|Free Speech for the Dumb by Walt Jabsco through CC Licensing|
Back in the 90s we had guys like Howard Stern and Eminem. They were known for their shock value. Granted, there were several types of "tell it like it is" personalities over the years, but these are the big two I remember growing up. Once upon a time, it meant something to be able to speak your mind without fearing repercussions. In his song, The Real Slim Shady, Eminem acknowledges that part of his fame was built around the fact that he's "like a head trip to listen to, cause I'm only givin' you things you joke about with your friends inside your living room. The only difference is I got the balls to say it
in front of y'all and I don't gotta be false or sugarcoated at all." Those were much different times. Granted, at that time LiveJournal was available, but not widely known. Forums were steadily growing and various messengers were popping up faster than we could sign up for them. What happened was that everyone could be their own little Slim Shady. We could say whatever we wanted and it would be attributed to a screen name. All of a sudden, repressed human nature exploded and it looked something like this:
Green Blackboards (And Other Anomalies) from Penny Arcade © Copyright 1998-2011 Penny Arcade, Inc.

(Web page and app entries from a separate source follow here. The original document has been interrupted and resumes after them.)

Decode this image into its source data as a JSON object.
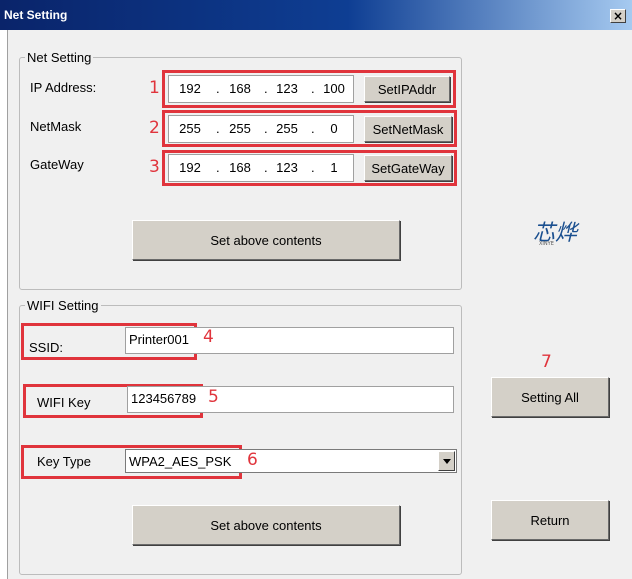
{
  "window": {
    "title": "Net Setting",
    "close_glyph": "×"
  },
  "net_setting": {
    "legend": "Net Setting",
    "ip_address": {
      "label": "IP Address:",
      "octets": [
        "192",
        "168",
        "123",
        "100"
      ],
      "button": "SetIPAddr",
      "marker": "1"
    },
    "netmask": {
      "label": "NetMask",
      "octets": [
        "255",
        "255",
        "255",
        "0"
      ],
      "button": "SetNetMask",
      "marker": "2"
    },
    "gateway": {
      "label": "GateWay",
      "octets": [
        "192",
        "168",
        "123",
        "1"
      ],
      "button": "SetGateWay",
      "marker": "3"
    },
    "apply_button": "Set above contents"
  },
  "logo": {
    "text": "芯烨",
    "subtext": "XINYE"
  },
  "wifi_setting": {
    "legend": "WIFI Setting",
    "ssid": {
      "label": "SSID:",
      "value": "Printer001",
      "marker": "4"
    },
    "wifi_key": {
      "label": "WIFI Key",
      "value": "123456789",
      "marker": "5"
    },
    "key_type": {
      "label": "Key Type",
      "selected": "WPA2_AES_PSK",
      "marker": "6"
    },
    "apply_button": "Set above contents"
  },
  "actions": {
    "setting_all_marker": "7",
    "setting_all": "Setting All",
    "return": "Return"
  },
  "colors": {
    "annotation": "#e0343c",
    "titlebar": "#0a246a"
  }
}
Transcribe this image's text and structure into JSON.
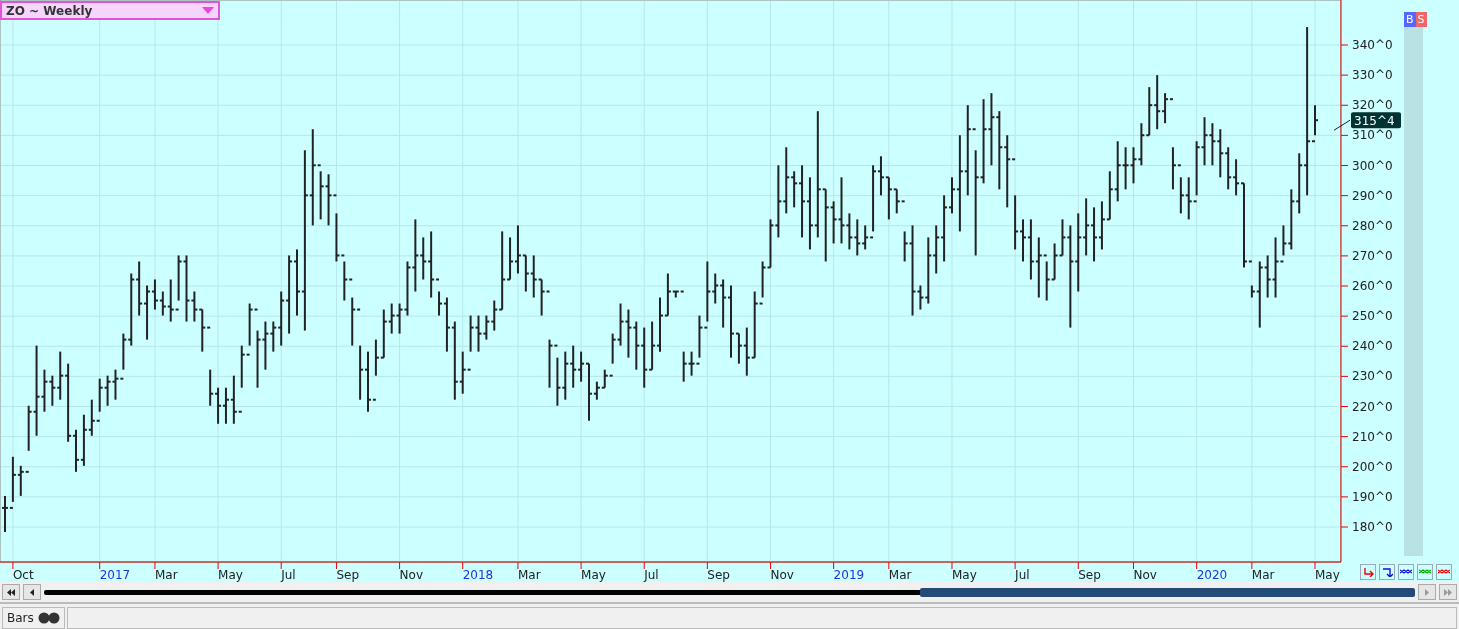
{
  "chart": {
    "title": "ZO ~ Weekly",
    "last_price": "315^4",
    "price_axis_labels": [
      "340^0",
      "330^0",
      "320^0",
      "310^0",
      "300^0",
      "290^0",
      "280^0",
      "270^0",
      "260^0",
      "250^0",
      "240^0",
      "230^0",
      "220^0",
      "210^0",
      "200^0",
      "190^0",
      "180^0"
    ],
    "time_axis_labels": [
      "Oct",
      "2017",
      "Mar",
      "May",
      "Jul",
      "Sep",
      "Nov",
      "2018",
      "Mar",
      "May",
      "Jul",
      "Sep",
      "Nov",
      "2019",
      "Mar",
      "May",
      "Jul",
      "Sep",
      "Nov",
      "2020",
      "Mar",
      "May"
    ]
  },
  "side_buttons": [
    "B",
    "S"
  ],
  "study_tab": {
    "label": "Bars"
  }
}
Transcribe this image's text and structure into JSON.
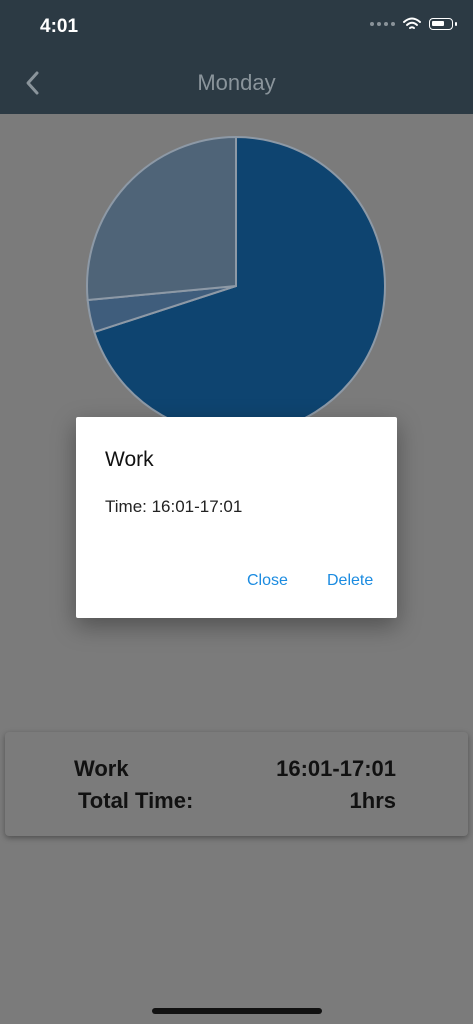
{
  "status_bar": {
    "time": "4:01"
  },
  "nav": {
    "title": "Monday",
    "back_icon": "chevron-left-icon"
  },
  "chart_data": {
    "type": "pie",
    "slices": [
      {
        "value": 70.0,
        "color": "#0e4470"
      },
      {
        "value": 3.5,
        "color": "#3f5d7c"
      },
      {
        "value": 26.5,
        "color": "#4f6478"
      }
    ]
  },
  "dialog": {
    "title": "Work",
    "message": "Time: 16:01-17:01",
    "close_label": "Close",
    "delete_label": "Delete",
    "button_color": "#1b8be0"
  },
  "summary": {
    "activity_label": "Work",
    "activity_time": "16:01-17:01",
    "total_label": "Total Time:",
    "total_value": "1hrs"
  }
}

On the flip-side, open communication has been hugely helpful. Many people are able to make new friends much easier than they used to be. More importantly, it has let those of us who were always treated as unnecessary by those around us have some sort of connection to others. In recent years, Japan has had this issue with people called hikikomori. In English, we have words like agoraphobia (though I guess that's more Greek than English...) and to some extent shut-in. Although it has been deemed a recent phenomenon, I think it has been around across most cultures and across all time. It's only become a public issue because these people suddenly have voices heard. When I read about what a hikikomori is, it hit me because it was exactly the way I was back in the 80s and 90s. One of the hardest things about being like that is this extreme sensation that you're the only one. With the dawn of open communication on the internet, it was like we all suddenly found out about each other. It's quite therapeutic. We didn't have to worry about being rejected anymore because it's a lot less terrifying when your name and face aren't involved. Over time, I wasn't pushing my bed or dresser against my door to keep the world out, I was sitting at my computer finally getting a chance to communicate with others. It was awkward at first and took a lot of practice, but by the time I got to high school I was actually involved in sports for crying out loud. Another thing that helped is that the line between being a geek and being a normal person got thinner and thinner and has even started fading out. As I slowly started feeling like a human, people also slowly started treating me like one.
The EndingFor anyone who took the time to read all of this, I hope you got something out of it. My lifelong campaign against tunnel vision by use of perspective doesn't end here. It just does for the sake of this class. There was a lot more I wanted to write, but I decided to cut it where it stands. Perhaps some day I'll do some upkeep posts on flip-side perspectives here to keep the ball rolling. I'll try to put more humor in the following posts...it's finals week...cut me some slack.